New resemblances have emerged between pieces excavated by the Italian mission directed by R. Pintaudi in Antinoupolis and items recently auctioned by Bonhams. Despite a previous auction was stopped, it appears not much has changed.
right (see note at the end of the post) left half of a glass inlay sold in London on 16 April 2015 for £ 15,000 (on the left) looks remarkably similar to the one recently published in Analecta Papyrologica (p. 372, reproduced below).
However, according to the auction catalogue the inlay comes from the “Scheps Collection, Switzerland, formed in the 1930s-1960s.” It would be interesting, among other things, to understand how the two halves came to be reunited in case it will be ascertained that the Bonhams
right one is the same as the one found in Antinoupolis. Pintaudi has denounced both robberies from the mission’s storage and looting on the excavation site.
A spindle whorl sold by Bonhams in April 2014 has also been identified by Pintaudi as coming from the Antinoupolis material. In this case the provenance given in the catalogue was “UK private collection, formed during the late 1950s and early 1960s.”
If all this will be confirmed, we will have another proof of the fact that auction houses seem not to take enough care of provenance checks, while they have the ethical and professional duty to do so. I would say, they do not even care after alarming events and the continuous appeals in view of the wider situation in Egypt and elsewhere. I am confident that Madeleine Perridge (Head of Antiquities, Bonhams) will comment on the episode and will give us information on Bonhams provenance policy and practices, besides details on the acquisition history of the pieces in question. At my conference last October, she and other auction houses representatives and dealers not only pointed out the difficulties connected with provenance documentations, but also manifested their disappointment on what they defined as a criminalising attitude of the academics towards the antiquities market. Fair enough, but honestly what should we think after all these cases? As I asked in that occasion, is there a way to collaborate in order to stop what is happening, e.g. exercising a more careful control over the material on sale, providing images to experts in the field before sales take place? By the way, to provide images would be possible only if auction houses systematically take and archive them, which as we have learnt recently from Christie’s representatives is not as common as you might think, quite the opposite…Unless dealers and auction houses will take serious steps on checking provenance documents from their sources, nothing will ever change.

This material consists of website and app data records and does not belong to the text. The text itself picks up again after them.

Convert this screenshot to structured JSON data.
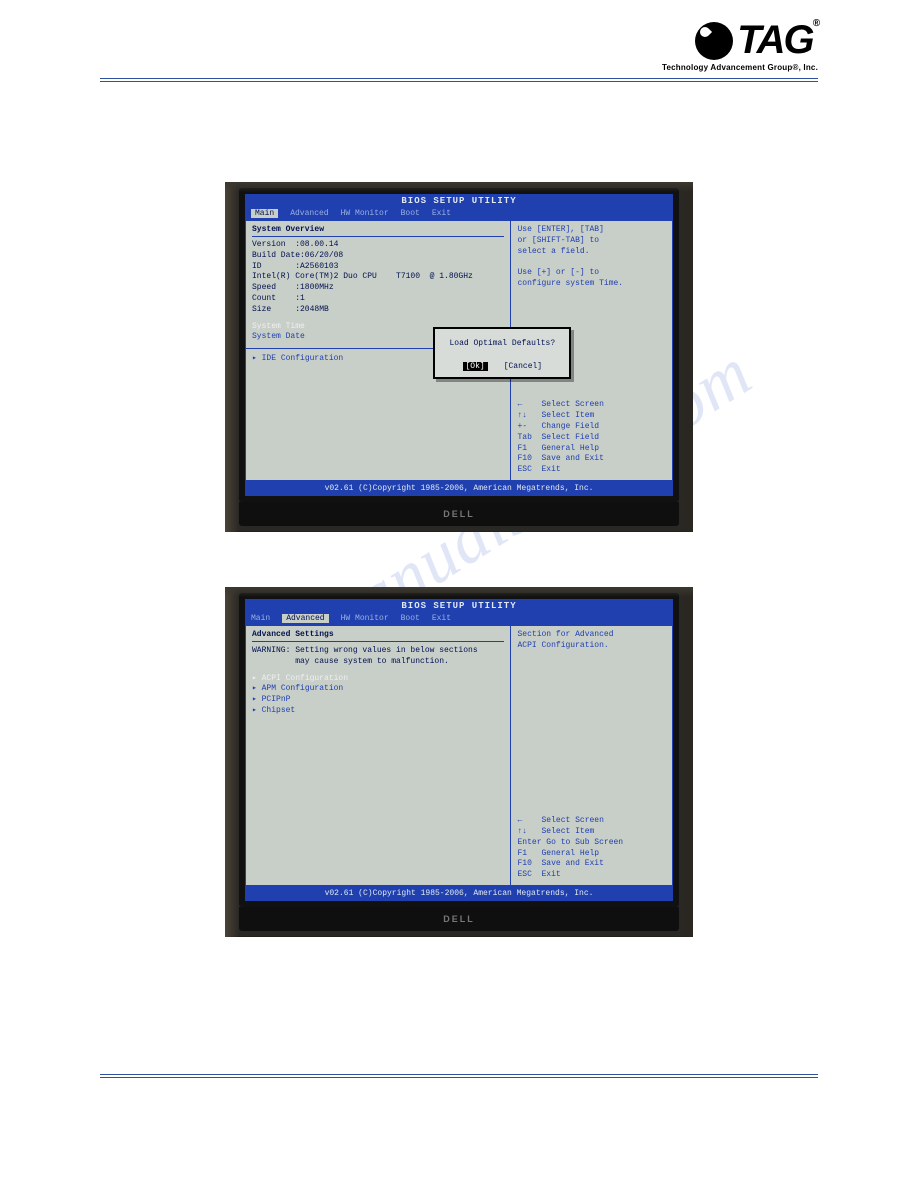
{
  "logo": {
    "text": "TAG",
    "subtitle": "Technology Advancement Group®, Inc."
  },
  "watermark": "manualshive.com",
  "monitor_brand": "DELL",
  "bios1": {
    "title": "BIOS SETUP UTILITY",
    "tabs": [
      "Main",
      "Advanced",
      "HW Monitor",
      "Boot",
      "Exit"
    ],
    "active_tab": "Main",
    "heading": "System Overview",
    "lines": {
      "version": "Version  :08.00.14",
      "build": "Build Date:06/20/08",
      "id": "ID       :A2560103",
      "cpu": "Intel(R) Core(TM)2 Duo CPU    T7100  @ 1.80GHz",
      "speed": "Speed    :1800MHz",
      "count": "Count    :1",
      "size": "Size     :2048MB"
    },
    "sys_time": "System Time",
    "sys_date": "System Date",
    "ide": "▸ IDE Configuration",
    "help_top": "Use [ENTER], [TAB]\nor [SHIFT-TAB] to\nselect a field.\n\nUse [+] or [-] to\nconfigure system Time.",
    "help_bottom": "←    Select Screen\n↑↓   Select Item\n+-   Change Field\nTab  Select Field\nF1   General Help\nF10  Save and Exit\nESC  Exit",
    "dialog": {
      "question": "Load Optimal Defaults?",
      "ok": "[Ok]",
      "cancel": "[Cancel]"
    },
    "footer": "v02.61 (C)Copyright 1985-2006, American Megatrends, Inc."
  },
  "bios2": {
    "title": "BIOS SETUP UTILITY",
    "tabs": [
      "Main",
      "Advanced",
      "HW Monitor",
      "Boot",
      "Exit"
    ],
    "active_tab": "Advanced",
    "heading": "Advanced Settings",
    "warning": "WARNING: Setting wrong values in below sections\n         may cause system to malfunction.",
    "items": {
      "acpi": "▸ ACPI Configuration",
      "apm": "▸ APM Configuration",
      "pcipnp": "▸ PCIPnP",
      "chipset": "▸ Chipset"
    },
    "help_top": "Section for Advanced\nACPI Configuration.",
    "help_bottom": "←    Select Screen\n↑↓   Select Item\nEnter Go to Sub Screen\nF1   General Help\nF10  Save and Exit\nESC  Exit",
    "footer": "v02.61 (C)Copyright 1985-2006, American Megatrends, Inc."
  }
}
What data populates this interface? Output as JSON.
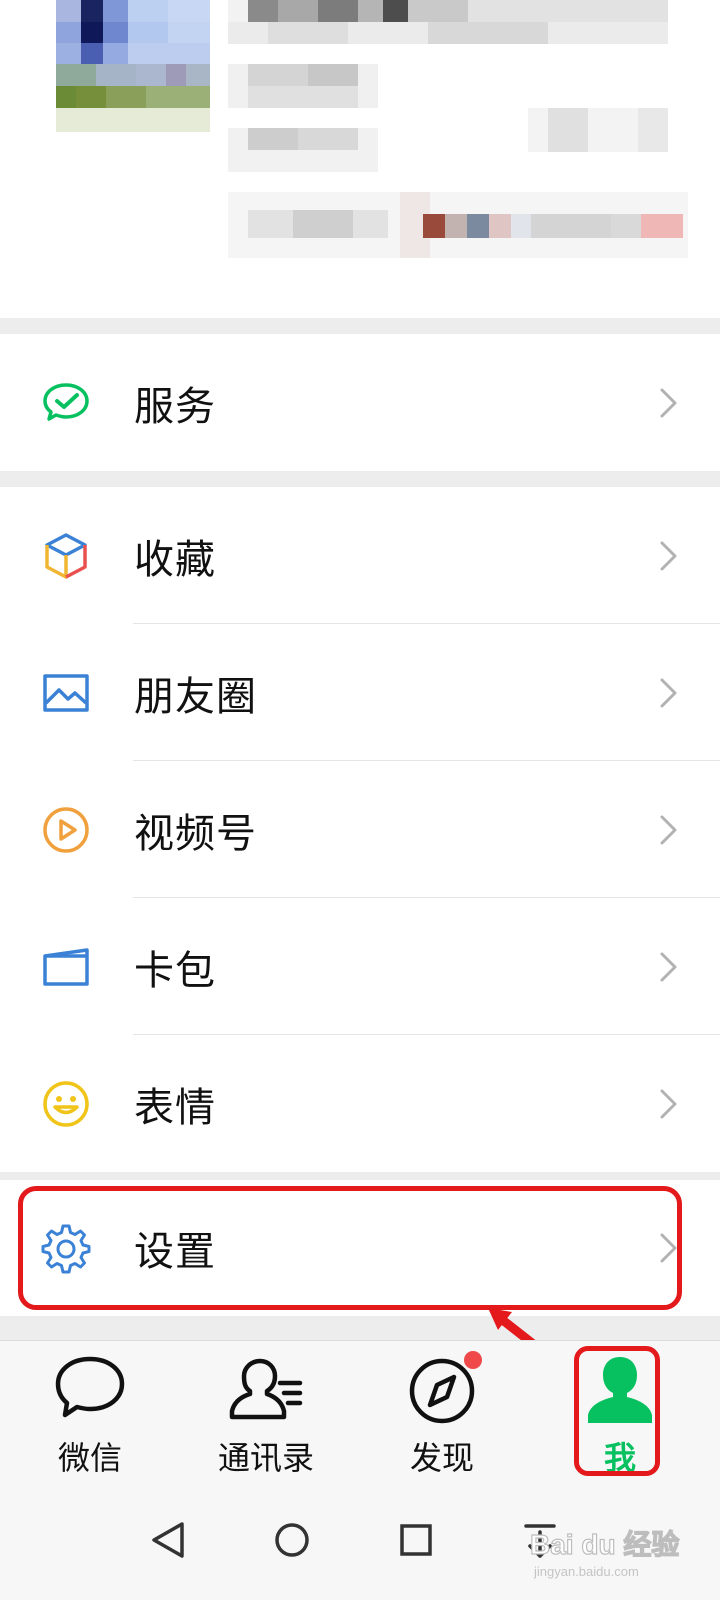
{
  "menu": {
    "service": {
      "label": "服务",
      "icon": "wechat-pay-icon"
    },
    "favorites": {
      "label": "收藏",
      "icon": "cube-icon"
    },
    "moments": {
      "label": "朋友圈",
      "icon": "picture-icon"
    },
    "channels": {
      "label": "视频号",
      "icon": "play-icon"
    },
    "cards": {
      "label": "卡包",
      "icon": "card-wallet-icon"
    },
    "stickers": {
      "label": "表情",
      "icon": "smiley-icon"
    },
    "settings": {
      "label": "设置",
      "icon": "gear-icon"
    }
  },
  "tabbar": {
    "tabs": [
      {
        "label": "微信",
        "icon": "chat-bubble-icon"
      },
      {
        "label": "通讯录",
        "icon": "contacts-icon"
      },
      {
        "label": "发现",
        "icon": "compass-icon"
      },
      {
        "label": "我",
        "icon": "person-icon"
      }
    ],
    "active": "我"
  },
  "colors": {
    "accent": "#07c160",
    "highlight": "#e3191b",
    "badge": "#f04949"
  },
  "watermark": {
    "text": "Bai du 经验",
    "subtext": "jingyan.baidu.com"
  }
}
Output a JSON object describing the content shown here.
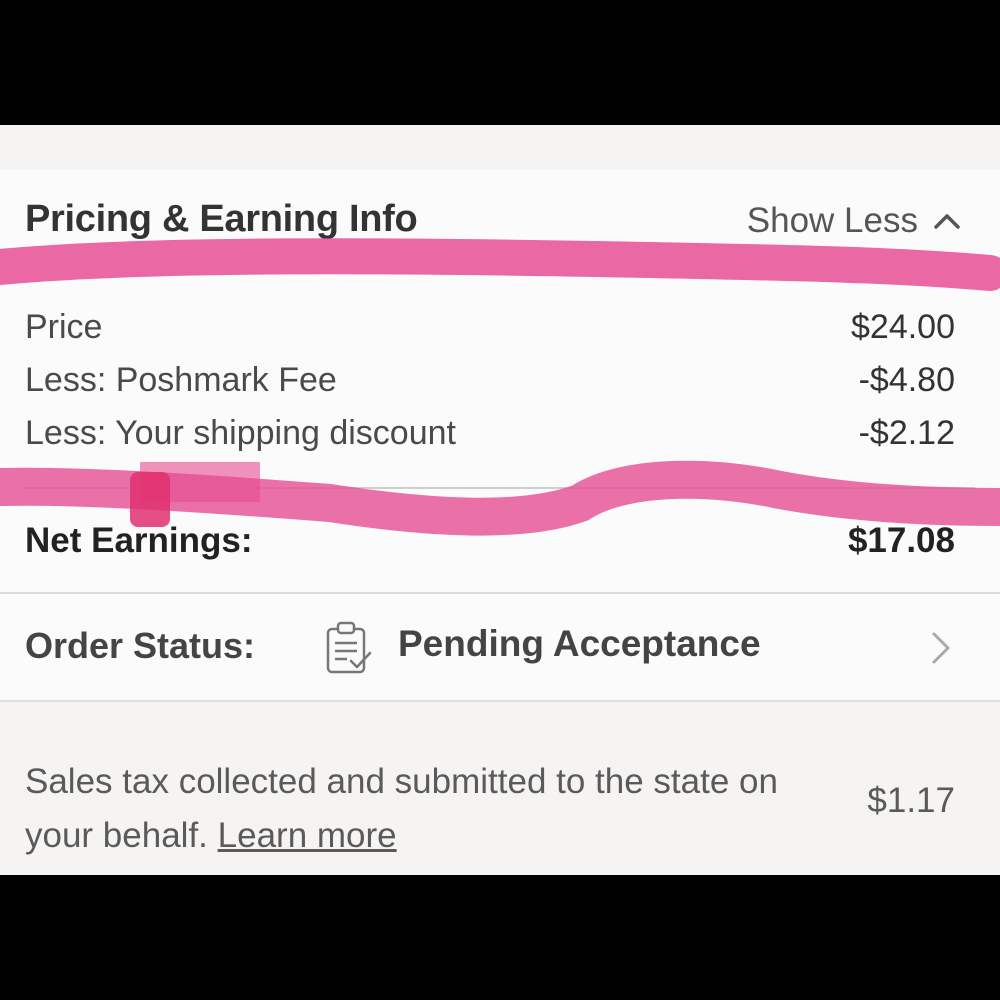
{
  "pricing": {
    "title": "Pricing & Earning Info",
    "toggle_label": "Show Less",
    "rows": [
      {
        "label": "Price",
        "value": "$24.00"
      },
      {
        "label": "Less: Poshmark Fee",
        "value": "-$4.80"
      },
      {
        "label": "Less: Your shipping discount",
        "value": "-$2.12"
      }
    ],
    "net_label": "Net Earnings:",
    "net_value": "$17.08"
  },
  "order_status": {
    "label": "Order Status:",
    "value": "Pending Acceptance",
    "icon": "clipboard-check-icon"
  },
  "tax": {
    "text": "Sales tax collected and submitted to the state on your behalf.",
    "link": "Learn more",
    "value": "$1.17"
  },
  "colors": {
    "highlight": "#e64d93",
    "text": "#333333"
  }
}
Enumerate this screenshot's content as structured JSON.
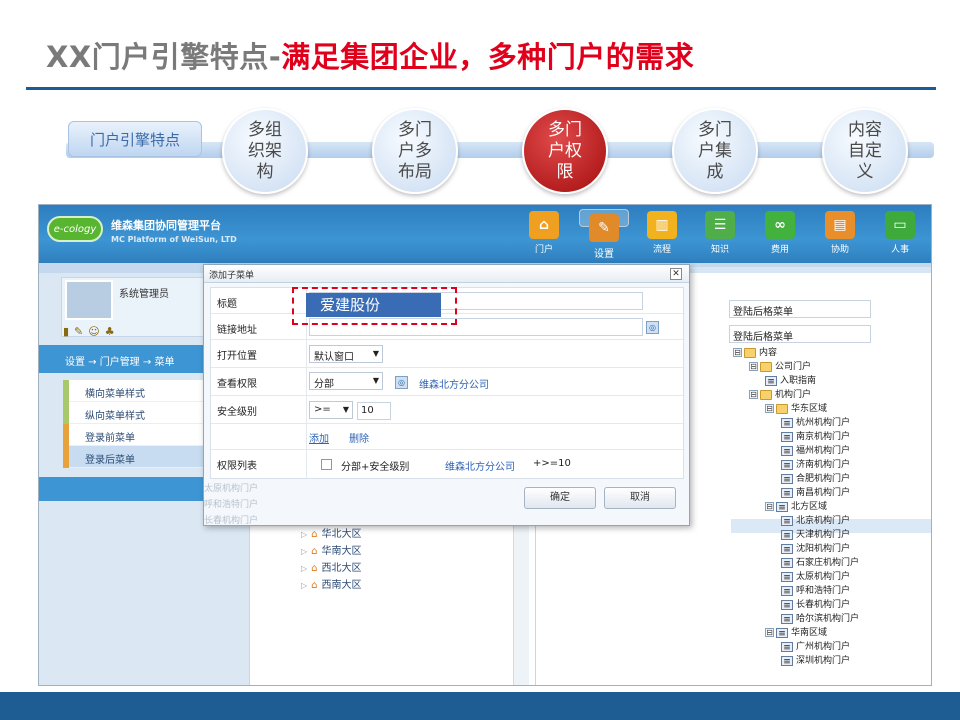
{
  "slide": {
    "title_gray": "XX门户引擎特点-",
    "title_red": "满足集团企业，多种门户的需求"
  },
  "steps": {
    "label": "门户引擎特点",
    "items": [
      "多组织架构",
      "多门户多布局",
      "多门户权限",
      "多门户集成",
      "内容自定义"
    ],
    "active_index": 2
  },
  "app": {
    "logo": "e-cology",
    "name": "维森集团协同管理平台",
    "name_en": "MC Platform of WeiSun, LTD",
    "nav": [
      "门户",
      "设置",
      "流程",
      "知识",
      "费用",
      "协助",
      "人事"
    ],
    "nav_selected": "设置"
  },
  "sidebar": {
    "user_name": "系统管理员",
    "breadcrumb": "设置 → 门户管理 → 菜单",
    "menu": [
      "横向菜单样式",
      "纵向菜单样式",
      "登录前菜单",
      "登录后菜单"
    ],
    "menu_selected": "登录后菜单"
  },
  "middle": {
    "regions": [
      "华北大区",
      "华南大区",
      "西北大区",
      "西南大区"
    ],
    "ghost_items": [
      "太原机构门户",
      "呼和浩特门户",
      "长春机构门户"
    ]
  },
  "right": {
    "input1": "登陆后格菜单",
    "input2": "登陆后格菜单",
    "tree": [
      {
        "label": "内容",
        "type": "folder",
        "level": 0,
        "toggle": "⊟"
      },
      {
        "label": "公司门户",
        "type": "folder",
        "level": 1,
        "toggle": "⊟"
      },
      {
        "label": "入职指南",
        "type": "page",
        "level": 2
      },
      {
        "label": "机构门户",
        "type": "folder",
        "level": 1,
        "toggle": "⊟"
      },
      {
        "label": "华东区域",
        "type": "folder",
        "level": 2,
        "toggle": "⊟"
      },
      {
        "label": "杭州机构门户",
        "type": "page",
        "level": 3
      },
      {
        "label": "南京机构门户",
        "type": "page",
        "level": 3
      },
      {
        "label": "福州机构门户",
        "type": "page",
        "level": 3
      },
      {
        "label": "济南机构门户",
        "type": "page",
        "level": 3
      },
      {
        "label": "合肥机构门户",
        "type": "page",
        "level": 3
      },
      {
        "label": "南昌机构门户",
        "type": "page",
        "level": 3
      },
      {
        "label": "北方区域",
        "type": "page",
        "level": 2,
        "toggle": "⊟"
      },
      {
        "label": "北京机构门户",
        "type": "page",
        "level": 3
      },
      {
        "label": "天津机构门户",
        "type": "page",
        "level": 3
      },
      {
        "label": "沈阳机构门户",
        "type": "page",
        "level": 3
      },
      {
        "label": "石家庄机构门户",
        "type": "page",
        "level": 3
      },
      {
        "label": "太原机构门户",
        "type": "page",
        "level": 3
      },
      {
        "label": "呼和浩特门户",
        "type": "page",
        "level": 3
      },
      {
        "label": "长春机构门户",
        "type": "page",
        "level": 3
      },
      {
        "label": "哈尔滨机构门户",
        "type": "page",
        "level": 3
      },
      {
        "label": "华南区域",
        "type": "page",
        "level": 2,
        "toggle": "⊟"
      },
      {
        "label": "广州机构门户",
        "type": "page",
        "level": 3
      },
      {
        "label": "深圳机构门户",
        "type": "page",
        "level": 3
      }
    ],
    "tree_selected": "北京机构门户"
  },
  "dialog": {
    "title": "添加子菜单",
    "close": "✕",
    "fields": {
      "title_label": "标题",
      "title_value": "爱建股份",
      "link_label": "链接地址",
      "link_value": "",
      "open_label": "打开位置",
      "open_value": "默认窗口",
      "perm_label": "查看权限",
      "perm_value": "分部",
      "perm_org": "维森北方分公司",
      "security_label": "安全级别",
      "security_op": ">=",
      "security_value": "10",
      "add": "添加",
      "delete": "删除",
      "list_label": "权限列表",
      "list_item": "分部+安全级别",
      "list_org": "维森北方分公司",
      "list_level": "+>=10"
    },
    "ok": "确定",
    "cancel": "取消"
  },
  "colors": {
    "accent_red": "#e0001b",
    "brand_blue": "#1e5c94",
    "app_blue": "#3d95d3"
  }
}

Besides provenance, the price of Bonhams lot 101 raises questions since it seems incredibly high and unjustified to me: £ 15,000 for a little inlay, not particularly rare? Really? Why, if I may ask: for the restorations it went through? What’s going on here? I would recommend buyers to consider the fact that auction houses sellers do get percentages, so inflating prices since the very beginning can easily occur. Indeed high prices could end being a more general advantage for both sellers and purchasers when antiquities are subsequently donated to a public institution with a consistent tax write-off and a millionaire looking like a public benefactor while he or she is first and foremost a benefactor to his or her own pocket. Or is it the high price just due to the fee oligarchs are ready to pay these days for the pleasure to own a piece of antiquity sold in the elegant rooms of a famous London auction house? I could not believe a museum has eventually paid this sum, but with so many new and well funded institutions spreading all over the world you never know.
Finally in case the provenance from the excavation site will be confirmed, I wonder how these pieces have crossed the UK borders without much troubles.
Correction 10 May 2015: I have been informed via email by Rosario Pintaudi that the side of the Bonhams’ inlay on which he has moved questions is not the right, as I reported initially, but the left. The image produced in the recently published article (available here) and reproduced above would correspond to the Bonahms left half although reversed since these glass inlays look ‘readable’ on both sides.